▶ WORK INSTRUCTION
Your copy should hold every record exactly and no images.

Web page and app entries

────────────────────

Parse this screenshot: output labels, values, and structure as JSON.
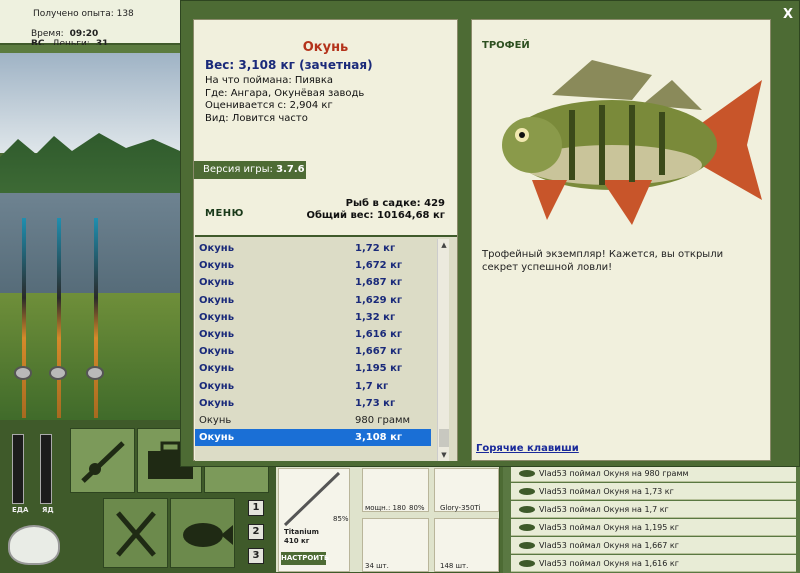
{
  "topbar": {
    "experience": "Получено опыта: 138",
    "time_label": "Время:",
    "time_value": "09:20 ВС",
    "money_label": "Деньги:",
    "money_value": "31"
  },
  "left_panel": {
    "bar1_label": "ЕДА",
    "bar2_label": "ЯД",
    "num_buttons": [
      "1",
      "2",
      "3"
    ]
  },
  "gear": {
    "rod_name": "Titanium",
    "rod_weight": "410 кг",
    "rod_pct": "85%",
    "reel_power": "мощн.: 180",
    "reel_pct": "80%",
    "line_name": "Glory-350Ti",
    "hooks_count": "34 шт.",
    "bait_count": "148 шт.",
    "setup_button": "НАСТРОИТЬ"
  },
  "log": {
    "lines": [
      "Vlad53 поймал Окуня на 980 грамм",
      "Vlad53 поймал Окуня на 1,73 кг",
      "Vlad53 поймал Окуня на 1,7 кг",
      "Vlad53 поймал Окуня на 1,195 кг",
      "Vlad53 поймал Окуня на 1,667 кг",
      "Vlad53 поймал Окуня на 1,616 кг"
    ]
  },
  "dialog": {
    "close": "X",
    "fish_name": "Окунь",
    "weight": "Вес: 3,108 кг (зачетная)",
    "caught_on": "На что поймана: Пиявка",
    "where": "Где: Ангара, Окунёвая заводь",
    "valued_from": "Оценивается с: 2,904 кг",
    "kind": "Вид: Ловится часто",
    "version_label": "Версия игры: ",
    "version_value": "3.7.6",
    "menu": "МЕНЮ",
    "fish_in_net": "Рыб в садке: 429",
    "total_weight": "Общий вес: 10164,68 кг",
    "catch_list": [
      {
        "name": "Окунь",
        "weight": "1,72 кг",
        "style": "bold"
      },
      {
        "name": "Окунь",
        "weight": "1,672 кг",
        "style": "bold"
      },
      {
        "name": "Окунь",
        "weight": "1,687 кг",
        "style": "bold"
      },
      {
        "name": "Окунь",
        "weight": "1,629 кг",
        "style": "bold"
      },
      {
        "name": "Окунь",
        "weight": "1,32 кг",
        "style": "bold"
      },
      {
        "name": "Окунь",
        "weight": "1,616 кг",
        "style": "bold"
      },
      {
        "name": "Окунь",
        "weight": "1,667 кг",
        "style": "bold"
      },
      {
        "name": "Окунь",
        "weight": "1,195 кг",
        "style": "bold"
      },
      {
        "name": "Окунь",
        "weight": "1,7 кг",
        "style": "bold"
      },
      {
        "name": "Окунь",
        "weight": "1,73 кг",
        "style": "bold"
      },
      {
        "name": "Окунь",
        "weight": "980 грамм",
        "style": "plain"
      },
      {
        "name": "Окунь",
        "weight": "3,108 кг",
        "style": "sel"
      }
    ],
    "trophy_label": "ТРОФЕЙ",
    "trophy_text": "Трофейный экземпляр! Кажется, вы открыли секрет успешной ловли!",
    "hotkeys": "Горячие клавиши"
  }
}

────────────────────

▶ COMPLETED EXERCISE
Parse this screenshot: output labels, values, and structure as JSON.
{
  "topbar": {
    "experience": "Получено опыта: 138",
    "time_label": "Время:",
    "time_value": "09:20 ВС",
    "money_label": "Деньги:",
    "money_value": "31"
  },
  "left_panel": {
    "bar1_label": "ЕДА",
    "bar2_label": "ЯД",
    "num_buttons": [
      "1",
      "2",
      "3"
    ]
  },
  "gear": {
    "rod_name": "Titanium",
    "rod_weight": "410 кг",
    "rod_pct": "85%",
    "reel_power": "мощн.: 180",
    "reel_pct": "80%",
    "line_name": "Glory-350Ti",
    "hooks_count": "34 шт.",
    "bait_count": "148 шт.",
    "setup_button": "НАСТРОИТЬ"
  },
  "log": {
    "lines": [
      "Vlad53 поймал Окуня на 980 грамм",
      "Vlad53 поймал Окуня на 1,73 кг",
      "Vlad53 поймал Окуня на 1,7 кг",
      "Vlad53 поймал Окуня на 1,195 кг",
      "Vlad53 поймал Окуня на 1,667 кг",
      "Vlad53 поймал Окуня на 1,616 кг"
    ]
  },
  "dialog": {
    "close": "X",
    "fish_name": "Окунь",
    "weight": "Вес: 3,108 кг (зачетная)",
    "caught_on": "На что поймана: Пиявка",
    "where": "Где: Ангара, Окунёвая заводь",
    "valued_from": "Оценивается с: 2,904 кг",
    "kind": "Вид: Ловится часто",
    "version_label": "Версия игры: ",
    "version_value": "3.7.6",
    "menu": "МЕНЮ",
    "fish_in_net": "Рыб в садке: 429",
    "total_weight": "Общий вес: 10164,68 кг",
    "catch_list": [
      {
        "name": "Окунь",
        "weight": "1,72 кг",
        "style": "bold"
      },
      {
        "name": "Окунь",
        "weight": "1,672 кг",
        "style": "bold"
      },
      {
        "name": "Окунь",
        "weight": "1,687 кг",
        "style": "bold"
      },
      {
        "name": "Окунь",
        "weight": "1,629 кг",
        "style": "bold"
      },
      {
        "name": "Окунь",
        "weight": "1,32 кг",
        "style": "bold"
      },
      {
        "name": "Окунь",
        "weight": "1,616 кг",
        "style": "bold"
      },
      {
        "name": "Окунь",
        "weight": "1,667 кг",
        "style": "bold"
      },
      {
        "name": "Окунь",
        "weight": "1,195 кг",
        "style": "bold"
      },
      {
        "name": "Окунь",
        "weight": "1,7 кг",
        "style": "bold"
      },
      {
        "name": "Окунь",
        "weight": "1,73 кг",
        "style": "bold"
      },
      {
        "name": "Окунь",
        "weight": "980 грамм",
        "style": "plain"
      },
      {
        "name": "Окунь",
        "weight": "3,108 кг",
        "style": "sel"
      }
    ],
    "trophy_label": "ТРОФЕЙ",
    "trophy_text": "Трофейный экземпляр! Кажется, вы открыли секрет успешной ловли!",
    "hotkeys": "Горячие клавиши"
  }
}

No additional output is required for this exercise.